→ Task:
If a line of the material holds the string "Offline", please copy it.

→ Data listing:
__________

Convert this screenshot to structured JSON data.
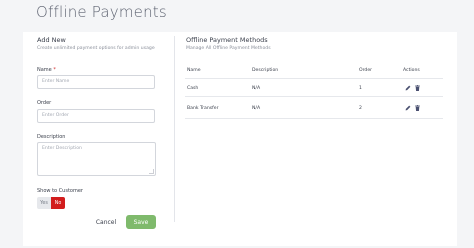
{
  "page": {
    "title": "Offline Payments"
  },
  "form": {
    "title": "Add New",
    "subtitle": "Create unlimited payment options for admin usage",
    "name_label": "Name",
    "name_required": "*",
    "name_placeholder": "Enter Name",
    "order_label": "Order",
    "order_placeholder": "Enter Order",
    "description_label": "Description",
    "description_placeholder": "Enter Description",
    "show_label": "Show to Customer",
    "toggle_yes": "Yes",
    "toggle_no": "No",
    "cancel_label": "Cancel",
    "save_label": "Save"
  },
  "table": {
    "title": "Offline Payment Methods",
    "subtitle": "Manage All Offline Payment Methods",
    "columns": [
      "Name",
      "Description",
      "Order",
      "Actions"
    ],
    "rows": [
      {
        "name": "Cash",
        "description": "N/A",
        "order": "1"
      },
      {
        "name": "Bank Transfer",
        "description": "N/A",
        "order": "2"
      }
    ]
  },
  "colors": {
    "save": "#7fba6c",
    "no_active": "#d21d1d",
    "edit_icon": "#4a5070",
    "delete_icon": "#4a5070"
  },
  "icons": {
    "edit": "pencil-icon",
    "delete": "trash-icon"
  }
}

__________

→ Exercise result:
    "title": "Offline Payments"
    "title": "Offline Payment Methods",
    "subtitle": "Manage All Offline Payment Methods",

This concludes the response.